**WHAT TO WORK ON**
The answer must be an exact copy of all the data below.

==========

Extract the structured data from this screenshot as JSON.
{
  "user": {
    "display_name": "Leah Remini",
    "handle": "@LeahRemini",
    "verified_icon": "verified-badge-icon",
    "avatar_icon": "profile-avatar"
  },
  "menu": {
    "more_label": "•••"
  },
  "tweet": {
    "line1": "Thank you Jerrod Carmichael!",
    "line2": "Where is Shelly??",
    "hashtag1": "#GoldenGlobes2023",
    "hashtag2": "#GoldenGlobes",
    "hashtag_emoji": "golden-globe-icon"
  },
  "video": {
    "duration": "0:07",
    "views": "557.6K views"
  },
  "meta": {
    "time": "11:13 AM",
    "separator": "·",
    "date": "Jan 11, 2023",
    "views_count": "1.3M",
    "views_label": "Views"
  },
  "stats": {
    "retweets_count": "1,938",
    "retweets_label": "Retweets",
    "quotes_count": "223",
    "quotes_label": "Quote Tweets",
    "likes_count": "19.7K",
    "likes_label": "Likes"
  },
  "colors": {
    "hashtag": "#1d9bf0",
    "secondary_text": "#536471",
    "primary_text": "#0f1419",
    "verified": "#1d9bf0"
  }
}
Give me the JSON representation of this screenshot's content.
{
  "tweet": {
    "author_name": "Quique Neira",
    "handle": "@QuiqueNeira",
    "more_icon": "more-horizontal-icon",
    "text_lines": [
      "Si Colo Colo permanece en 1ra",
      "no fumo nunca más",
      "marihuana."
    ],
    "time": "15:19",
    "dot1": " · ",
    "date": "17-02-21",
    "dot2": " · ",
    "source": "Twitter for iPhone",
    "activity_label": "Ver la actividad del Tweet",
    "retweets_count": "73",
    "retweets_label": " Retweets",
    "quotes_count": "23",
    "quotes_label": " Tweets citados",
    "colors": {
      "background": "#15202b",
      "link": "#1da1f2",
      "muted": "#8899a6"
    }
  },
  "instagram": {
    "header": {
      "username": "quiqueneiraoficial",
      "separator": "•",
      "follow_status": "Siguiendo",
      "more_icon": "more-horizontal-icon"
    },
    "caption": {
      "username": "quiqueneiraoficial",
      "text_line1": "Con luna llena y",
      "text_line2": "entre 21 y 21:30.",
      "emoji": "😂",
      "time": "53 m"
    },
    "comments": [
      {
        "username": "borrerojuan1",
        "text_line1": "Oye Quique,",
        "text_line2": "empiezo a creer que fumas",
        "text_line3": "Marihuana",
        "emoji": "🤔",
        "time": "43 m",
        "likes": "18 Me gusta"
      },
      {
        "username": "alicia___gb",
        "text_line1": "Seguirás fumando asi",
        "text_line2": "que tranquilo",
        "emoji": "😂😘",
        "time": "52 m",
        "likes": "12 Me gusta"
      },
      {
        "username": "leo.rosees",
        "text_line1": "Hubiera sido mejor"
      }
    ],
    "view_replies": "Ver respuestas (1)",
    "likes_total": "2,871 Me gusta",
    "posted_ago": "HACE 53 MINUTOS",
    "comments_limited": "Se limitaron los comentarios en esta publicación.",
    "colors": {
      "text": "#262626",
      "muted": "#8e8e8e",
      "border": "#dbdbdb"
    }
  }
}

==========

**RESPONSE BOX**
Extract the structured data from this screenshot as JSON.
{
  "user": {
    "display_name": "Leah Remini",
    "handle": "@LeahRemini",
    "verified_icon": "verified-badge-icon",
    "avatar_icon": "profile-avatar"
  },
  "menu": {
    "more_label": "•••"
  },
  "tweet": {
    "line1": "Thank you Jerrod Carmichael!",
    "line2": "Where is Shelly??",
    "hashtag1": "#GoldenGlobes2023",
    "hashtag2": "#GoldenGlobes",
    "hashtag_emoji": "golden-globe-icon"
  },
  "video": {
    "duration": "0:07",
    "views": "557.6K views"
  },
  "meta": {
    "time": "11:13 AM",
    "separator": "·",
    "date": "Jan 11, 2023",
    "views_count": "1.3M",
    "views_label": "Views"
  },
  "stats": {
    "retweets_count": "1,938",
    "retweets_label": "Retweets",
    "quotes_count": "223",
    "quotes_label": "Quote Tweets",
    "likes_count": "19.7K",
    "likes_label": "Likes"
  },
  "colors": {
    "hashtag": "#1d9bf0",
    "secondary_text": "#536471",
    "primary_text": "#0f1419",
    "verified": "#1d9bf0"
  }
}
Give me the JSON representation of this screenshot's content.
{
  "tweet": {
    "author_name": "Quique Neira",
    "handle": "@QuiqueNeira",
    "more_icon": "more-horizontal-icon",
    "text_lines": [
      "Si Colo Colo permanece en 1ra",
      "no fumo nunca más",
      "marihuana."
    ],
    "time": "15:19",
    "dot1": " · ",
    "date": "17-02-21",
    "dot2": " · ",
    "source": "Twitter for iPhone",
    "activity_label": "Ver la actividad del Tweet",
    "retweets_count": "73",
    "retweets_label": " Retweets",
    "quotes_count": "23",
    "quotes_label": " Tweets citados",
    "colors": {
      "background": "#15202b",
      "link": "#1da1f2",
      "muted": "#8899a6"
    }
  },
  "instagram": {
    "header": {
      "username": "quiqueneiraoficial",
      "separator": "•",
      "follow_status": "Siguiendo",
      "more_icon": "more-horizontal-icon"
    },
    "caption": {
      "username": "quiqueneiraoficial",
      "text_line1": "Con luna llena y",
      "text_line2": "entre 21 y 21:30.",
      "emoji": "😂",
      "time": "53 m"
    },
    "comments": [
      {
        "username": "borrerojuan1",
        "text_line1": "Oye Quique,",
        "text_line2": "empiezo a creer que fumas",
        "text_line3": "Marihuana",
        "emoji": "🤔",
        "time": "43 m",
        "likes": "18 Me gusta"
      },
      {
        "username": "alicia___gb",
        "text_line1": "Seguirás fumando asi",
        "text_line2": "que tranquilo",
        "emoji": "😂😘",
        "time": "52 m",
        "likes": "12 Me gusta"
      },
      {
        "username": "leo.rosees",
        "text_line1": "Hubiera sido mejor"
      }
    ],
    "view_replies": "Ver respuestas (1)",
    "likes_total": "2,871 Me gusta",
    "posted_ago": "HACE 53 MINUTOS",
    "comments_limited": "Se limitaron los comentarios en esta publicación.",
    "colors": {
      "text": "#262626",
      "muted": "#8e8e8e",
      "border": "#dbdbdb"
    }
  }
}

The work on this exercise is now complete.